=== DATA ===

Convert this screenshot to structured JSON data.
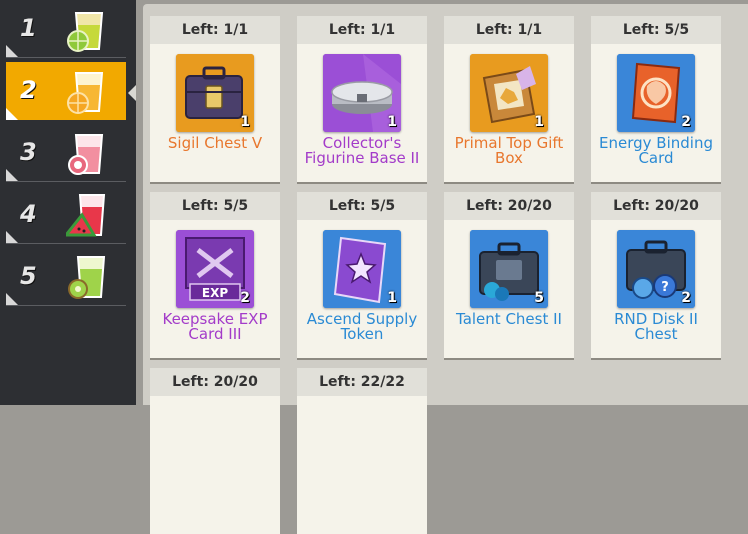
{
  "sidebar": {
    "items": [
      {
        "number": "1",
        "drink": "lime-juice-icon",
        "color": "#8fc93a"
      },
      {
        "number": "2",
        "drink": "orange-juice-icon",
        "color": "#f5a623"
      },
      {
        "number": "3",
        "drink": "lychee-juice-icon",
        "color": "#f08a9a"
      },
      {
        "number": "4",
        "drink": "watermelon-juice-icon",
        "color": "#e8374a"
      },
      {
        "number": "5",
        "drink": "kiwi-juice-icon",
        "color": "#9fd34a"
      }
    ],
    "active_index": 1,
    "active_color": "#f2a900"
  },
  "items": [
    {
      "left": "Left:  1/1",
      "name": "Sigil Chest V",
      "qty": "1",
      "name_color": "#e8772e",
      "bg": "#e89b1f",
      "icon": "purple-chest-icon"
    },
    {
      "left": "Left:  1/1",
      "name": "Collector's Figurine Base II",
      "qty": "1",
      "name_color": "#a33bc9",
      "bg": "#9b4fd6",
      "icon": "figurine-base-icon"
    },
    {
      "left": "Left:  1/1",
      "name": "Primal Top Gift Box",
      "qty": "1",
      "name_color": "#e8772e",
      "bg": "#e89b1f",
      "icon": "gift-box-icon"
    },
    {
      "left": "Left:  5/5",
      "name": "Energy Binding Card",
      "qty": "2",
      "name_color": "#2a8ad4",
      "bg": "#3a86d8",
      "icon": "energy-card-icon"
    },
    {
      "left": "Left:  5/5",
      "name": "Keepsake EXP Card III",
      "qty": "2",
      "name_color": "#a33bc9",
      "bg": "#9b4fd6",
      "icon": "exp-card-icon"
    },
    {
      "left": "Left:  5/5",
      "name": "Ascend Supply Token",
      "qty": "1",
      "name_color": "#2a8ad4",
      "bg": "#3a86d8",
      "icon": "supply-token-icon"
    },
    {
      "left": "Left: 20/20",
      "name": "Talent Chest II",
      "qty": "5",
      "name_color": "#2a8ad4",
      "bg": "#3a86d8",
      "icon": "talent-chest-icon"
    },
    {
      "left": "Left: 20/20",
      "name": "RND Disk II Chest",
      "qty": "2",
      "name_color": "#2a8ad4",
      "bg": "#3a86d8",
      "icon": "disk-chest-icon"
    },
    {
      "left": "Left: 20/20",
      "name": "",
      "qty": "",
      "name_color": "#2a8ad4",
      "bg": "#3a86d8",
      "icon": ""
    },
    {
      "left": "Left: 22/22",
      "name": "",
      "qty": "",
      "name_color": "#2a8ad4",
      "bg": "#3a86d8",
      "icon": ""
    }
  ]
}
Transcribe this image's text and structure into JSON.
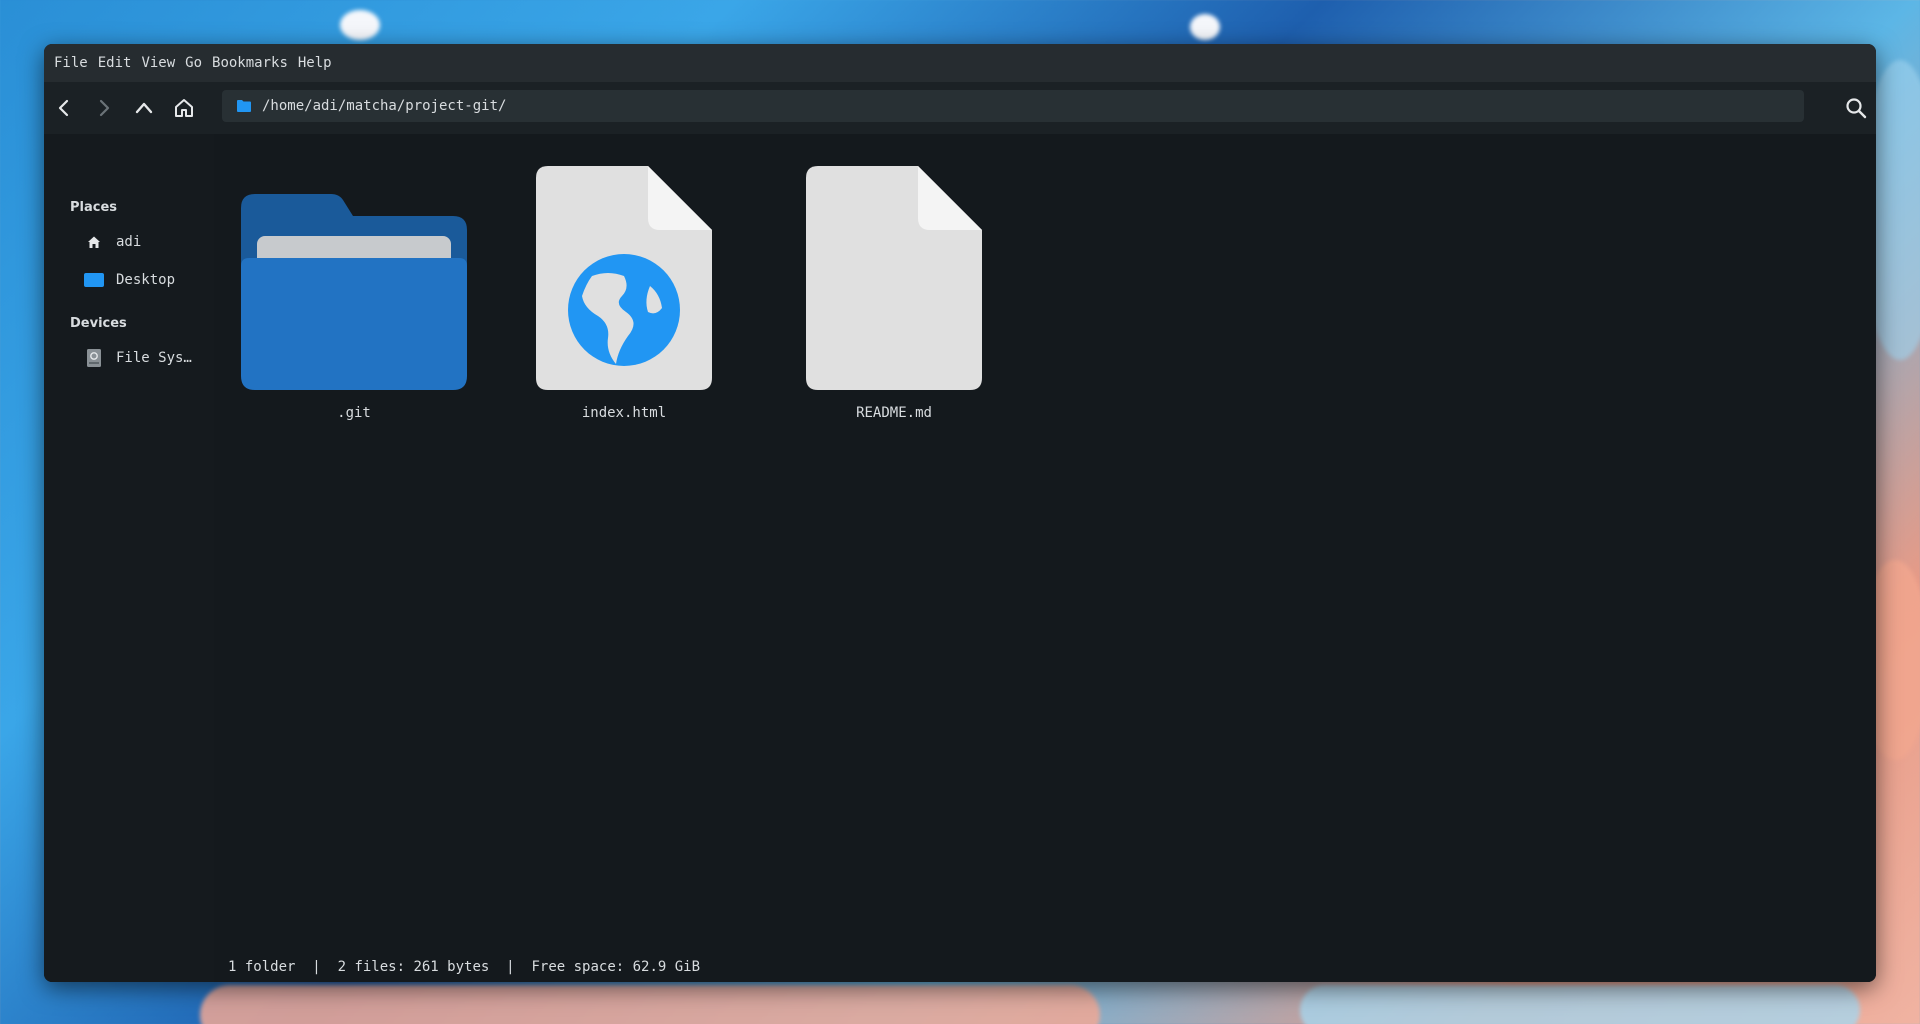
{
  "menu": {
    "items": [
      "File",
      "Edit",
      "View",
      "Go",
      "Bookmarks",
      "Help"
    ]
  },
  "toolbar": {
    "path": "/home/adi/matcha/project-git/",
    "back_icon": "chevron-left-icon",
    "forward_icon": "chevron-right-icon",
    "up_icon": "chevron-up-icon",
    "home_icon": "home-icon",
    "search_icon": "search-icon"
  },
  "sidebar": {
    "places_heading": "Places",
    "places": [
      {
        "label": "adi",
        "icon": "home-icon"
      },
      {
        "label": "Desktop",
        "icon": "desktop-folder-icon"
      }
    ],
    "devices_heading": "Devices",
    "devices": [
      {
        "label": "File Sys…",
        "icon": "drive-icon"
      }
    ]
  },
  "files": [
    {
      "name": ".git",
      "icon": "folder-icon"
    },
    {
      "name": "index.html",
      "icon": "html-file-icon"
    },
    {
      "name": "README.md",
      "icon": "text-file-icon"
    }
  ],
  "status": {
    "folders": "1 folder",
    "files": "2 files: 261 bytes",
    "free_space": "Free space: 62.9 GiB",
    "separator": "|"
  },
  "colors": {
    "accent": "#2196f3",
    "folder_front": "#2273c3",
    "folder_back": "#1a5a9a",
    "window_bg": "#14191d",
    "menubar_bg": "#262c30"
  }
}
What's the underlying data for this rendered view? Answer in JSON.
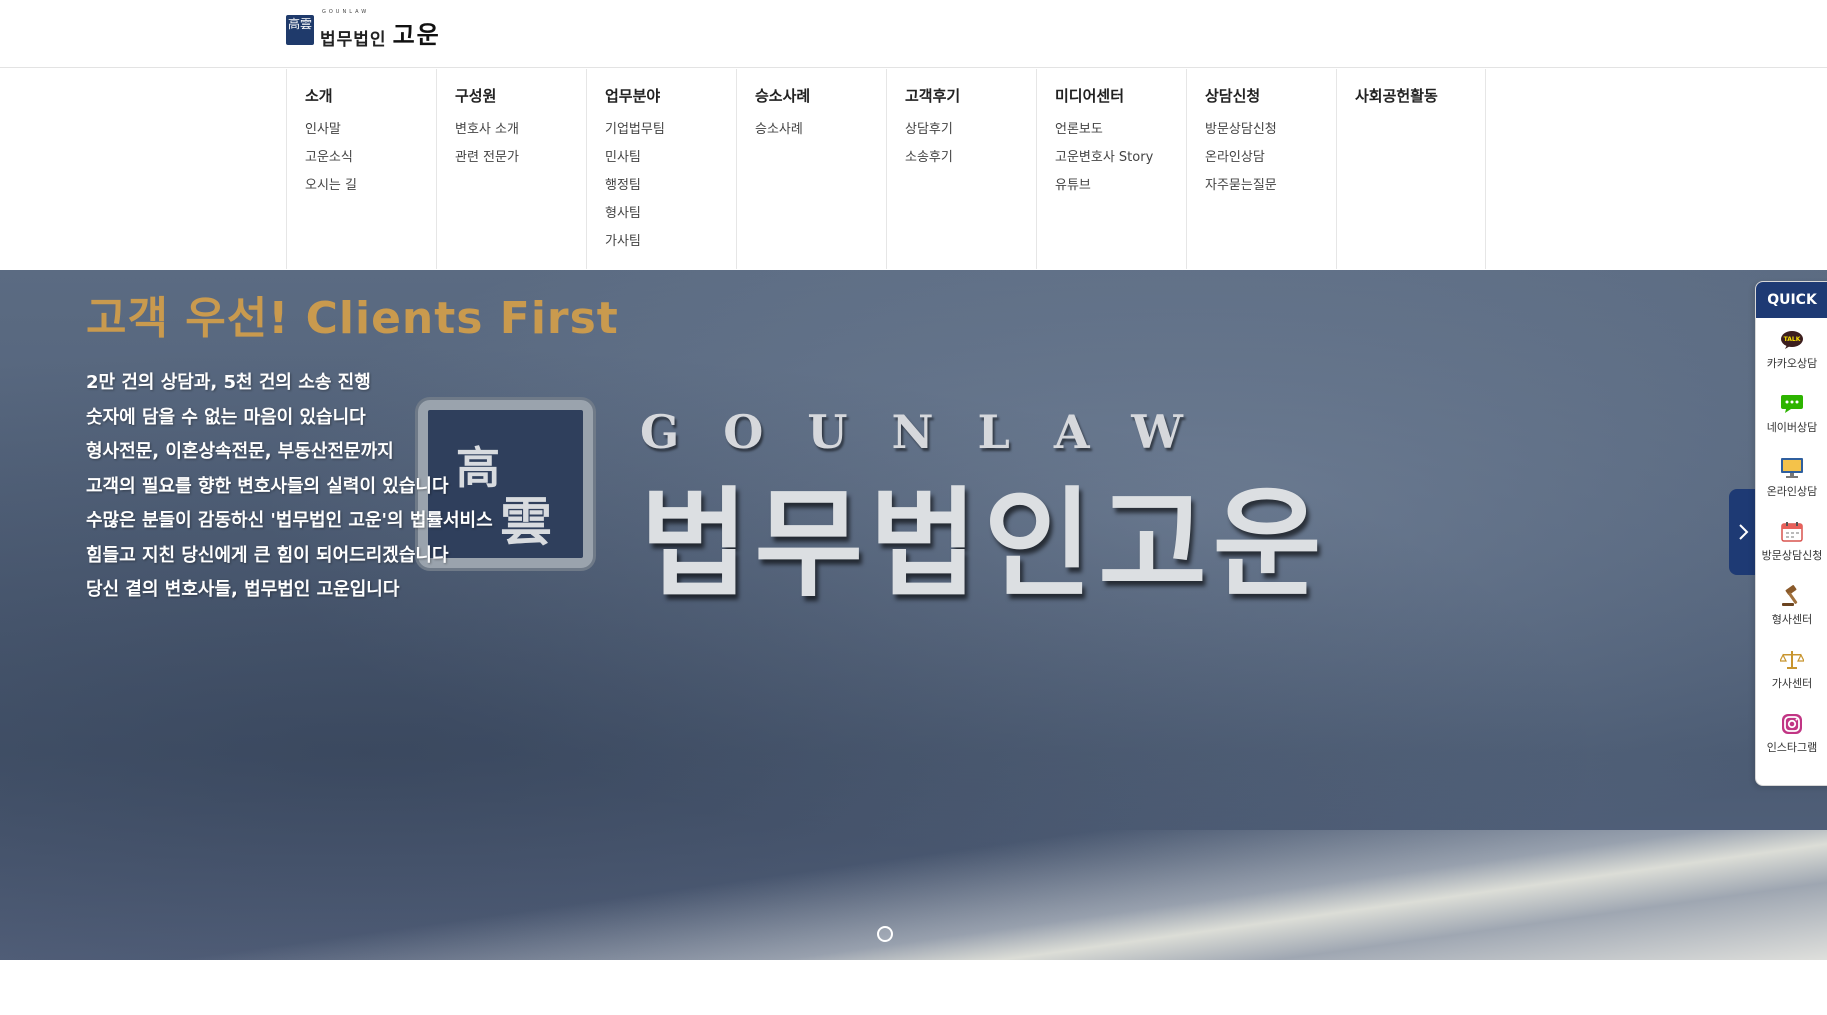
{
  "header": {
    "logo_en": "GOUNLAW",
    "logo_kr_small": "법무법인",
    "logo_kr_big": "고운",
    "logo_mark": "高雲"
  },
  "menu": [
    {
      "title": "소개",
      "items": [
        "인사말",
        "고운소식",
        "오시는 길"
      ]
    },
    {
      "title": "구성원",
      "items": [
        "변호사 소개",
        "관련 전문가"
      ]
    },
    {
      "title": "업무분야",
      "items": [
        "기업법무팀",
        "민사팀",
        "행정팀",
        "형사팀",
        "가사팀"
      ]
    },
    {
      "title": "승소사례",
      "items": [
        "승소사례"
      ]
    },
    {
      "title": "고객후기",
      "items": [
        "상담후기",
        "소송후기"
      ]
    },
    {
      "title": "미디어센터",
      "items": [
        "언론보도",
        "고운변호사 Story",
        "유튜브"
      ]
    },
    {
      "title": "상담신청",
      "items": [
        "방문상담신청",
        "온라인상담",
        "자주묻는질문"
      ]
    },
    {
      "title": "사회공헌활동",
      "items": []
    }
  ],
  "hero": {
    "heading": "고객 우선! Clients First",
    "lines": [
      "2만 건의 상담과, 5천 건의 소송 진행",
      "숫자에 담을 수 없는 마음이 있습니다",
      "형사전문, 이혼상속전문, 부동산전문까지",
      "고객의 필요를 향한 변호사들의 실력이 있습니다",
      "수많은 분들이 감동하신 '법무법인 고운'의 법률서비스",
      "힘들고 지친 당신에게 큰 힘이 되어드리겠습니다",
      "당신 곁의 변호사들, 법무법인 고운입니다"
    ],
    "plaque_en": "GOUNLAW",
    "plaque_kr": "법무법인고운",
    "plaque_seal": [
      "高",
      "雲"
    ]
  },
  "quick": {
    "title": "QUICK",
    "items": [
      {
        "label": "카카오상담",
        "icon": "kakao-talk-icon"
      },
      {
        "label": "네이버상담",
        "icon": "naver-talk-icon"
      },
      {
        "label": "온라인상담",
        "icon": "monitor-icon"
      },
      {
        "label": "방문상담신청",
        "icon": "calendar-icon"
      },
      {
        "label": "형사센터",
        "icon": "gavel-icon"
      },
      {
        "label": "가사센터",
        "icon": "scales-icon"
      },
      {
        "label": "인스타그램",
        "icon": "instagram-icon"
      }
    ]
  },
  "colors": {
    "brand_navy": "#1e3a74",
    "hero_gold": "#c99a4e",
    "kakao_yellow": "#3c1e1e",
    "naver_green": "#2db400"
  }
}
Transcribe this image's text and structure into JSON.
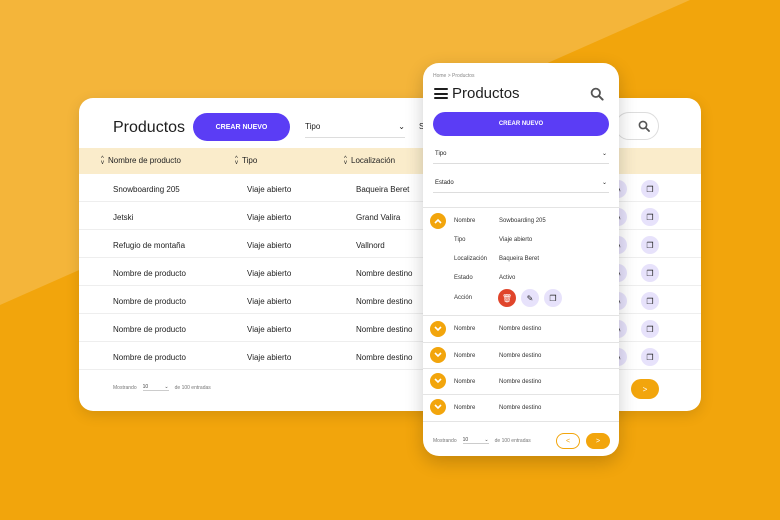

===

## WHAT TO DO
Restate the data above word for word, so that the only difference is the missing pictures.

## ANSWER SECTION
Convert this screenshot to structured JSON data.
{
  "sidebar": {
    "items": [
      {
        "number": "1",
        "drink": "lime-juice-icon",
        "color": "#8fc93a"
      },
      {
        "number": "2",
        "drink": "orange-juice-icon",
        "color": "#f5a623"
      },
      {
        "number": "3",
        "drink": "lychee-juice-icon",
        "color": "#f08a9a"
      },
      {
        "number": "4",
        "drink": "watermelon-juice-icon",
        "color": "#e8374a"
      },
      {
        "number": "5",
        "drink": "kiwi-juice-icon",
        "color": "#9fd34a"
      }
    ],
    "active_index": 1,
    "active_color": "#f2a900"
  },
  "items": [
    {
      "left": "Left:  1/1",
      "name": "Sigil Chest V",
      "qty": "1",
      "name_color": "#e8772e",
      "bg": "#e89b1f",
      "icon": "purple-chest-icon"
    },
    {
      "left": "Left:  1/1",
      "name": "Collector's Figurine Base II",
      "qty": "1",
      "name_color": "#a33bc9",
      "bg": "#9b4fd6",
      "icon": "figurine-base-icon"
    },
    {
      "left": "Left:  1/1",
      "name": "Primal Top Gift Box",
      "qty": "1",
      "name_color": "#e8772e",
      "bg": "#e89b1f",
      "icon": "gift-box-icon"
    },
    {
      "left": "Left:  5/5",
      "name": "Energy Binding Card",
      "qty": "2",
      "name_color": "#2a8ad4",
      "bg": "#3a86d8",
      "icon": "energy-card-icon"
    },
    {
      "left": "Left:  5/5",
      "name": "Keepsake EXP Card III",
      "qty": "2",
      "name_color": "#a33bc9",
      "bg": "#9b4fd6",
      "icon": "exp-card-icon"
    },
    {
      "left": "Left:  5/5",
      "name": "Ascend Supply Token",
      "qty": "1",
      "name_color": "#2a8ad4",
      "bg": "#3a86d8",
      "icon": "supply-token-icon"
    },
    {
      "left": "Left: 20/20",
      "name": "Talent Chest II",
      "qty": "5",
      "name_color": "#2a8ad4",
      "bg": "#3a86d8",
      "icon": "talent-chest-icon"
    },
    {
      "left": "Left: 20/20",
      "name": "RND Disk II Chest",
      "qty": "2",
      "name_color": "#2a8ad4",
      "bg": "#3a86d8",
      "icon": "disk-chest-icon"
    },
    {
      "left": "Left: 20/20",
      "name": "",
      "qty": "",
      "name_color": "#2a8ad4",
      "bg": "#3a86d8",
      "icon": ""
    },
    {
      "left": "Left: 22/22",
      "name": "",
      "qty": "",
      "name_color": "#2a8ad4",
      "bg": "#3a86d8",
      "icon": ""
    }
  ]
}
Transcribe this image's text and structure into JSON.
{
  "menu": {
    "items": [
      "File",
      "Edit",
      "View",
      "Go",
      "Bookmarks",
      "Help"
    ]
  },
  "toolbar": {
    "path": "/home/adi/matcha/project-git/",
    "back_icon": "chevron-left-icon",
    "forward_icon": "chevron-right-icon",
    "up_icon": "chevron-up-icon",
    "home_icon": "home-icon",
    "search_icon": "search-icon"
  },
  "sidebar": {
    "places_heading": "Places",
    "places": [
      {
        "label": "adi",
        "icon": "home-icon"
      },
      {
        "label": "Desktop",
        "icon": "desktop-folder-icon"
      }
    ],
    "devices_heading": "Devices",
    "devices": [
      {
        "label": "File Sys…",
        "icon": "drive-icon"
      }
    ]
  },
  "files": [
    {
      "name": ".git",
      "icon": "folder-icon"
    },
    {
      "name": "index.html",
      "icon": "html-file-icon"
    },
    {
      "name": "README.md",
      "icon": "text-file-icon"
    }
  ],
  "status": {
    "folders": "1 folder",
    "files": "2 files: 261 bytes",
    "free_space": "Free space: 62.9 GiB",
    "separator": "|"
  },
  "colors": {
    "accent": "#2196f3",
    "folder_front": "#2273c3",
    "folder_back": "#1a5a9a",
    "window_bg": "#14191d",
    "menubar_bg": "#262c30"
  }
}
What's the underlying data for this rendered view? Answer in JSON.
{
  "header": {
    "logo_en": "GOUNLAW",
    "logo_kr_small": "법무법인",
    "logo_kr_big": "고운",
    "logo_mark": "高雲"
  },
  "menu": [
    {
      "title": "소개",
      "items": [
        "인사말",
        "고운소식",
        "오시는 길"
      ]
    },
    {
      "title": "구성원",
      "items": [
        "변호사 소개",
        "관련 전문가"
      ]
    },
    {
      "title": "업무분야",
      "items": [
        "기업법무팀",
        "민사팀",
        "행정팀",
        "형사팀",
        "가사팀"
      ]
    },
    {
      "title": "승소사례",
      "items": [
        "승소사례"
      ]
    },
    {
      "title": "고객후기",
      "items": [
        "상담후기",
        "소송후기"
      ]
    },
    {
      "title": "미디어센터",
      "items": [
        "언론보도",
        "고운변호사 Story",
        "유튜브"
      ]
    },
    {
      "title": "상담신청",
      "items": [
        "방문상담신청",
        "온라인상담",
        "자주묻는질문"
      ]
    },
    {
      "title": "사회공헌활동",
      "items": []
    }
  ],
  "hero": {
    "heading": "고객 우선! Clients First",
    "lines": [
      "2만 건의 상담과, 5천 건의 소송 진행",
      "숫자에 담을 수 없는 마음이 있습니다",
      "형사전문, 이혼상속전문, 부동산전문까지",
      "고객의 필요를 향한 변호사들의 실력이 있습니다",
      "수많은 분들이 감동하신 '법무법인 고운'의 법률서비스",
      "힘들고 지친 당신에게 큰 힘이 되어드리겠습니다",
      "당신 곁의 변호사들, 법무법인 고운입니다"
    ],
    "plaque_en": "GOUNLAW",
    "plaque_kr": "법무법인고운",
    "plaque_seal": [
      "高",
      "雲"
    ]
  },
  "quick": {
    "title": "QUICK",
    "items": [
      {
        "label": "카카오상담",
        "icon": "kakao-talk-icon"
      },
      {
        "label": "네이버상담",
        "icon": "naver-talk-icon"
      },
      {
        "label": "온라인상담",
        "icon": "monitor-icon"
      },
      {
        "label": "방문상담신청",
        "icon": "calendar-icon"
      },
      {
        "label": "형사센터",
        "icon": "gavel-icon"
      },
      {
        "label": "가사센터",
        "icon": "scales-icon"
      },
      {
        "label": "인스타그램",
        "icon": "instagram-icon"
      }
    ]
  },
  "colors": {
    "brand_navy": "#1e3a74",
    "hero_gold": "#c99a4e",
    "kakao_yellow": "#3c1e1e",
    "naver_green": "#2db400"
  }
}
Transcribe this image's text and structure into JSON.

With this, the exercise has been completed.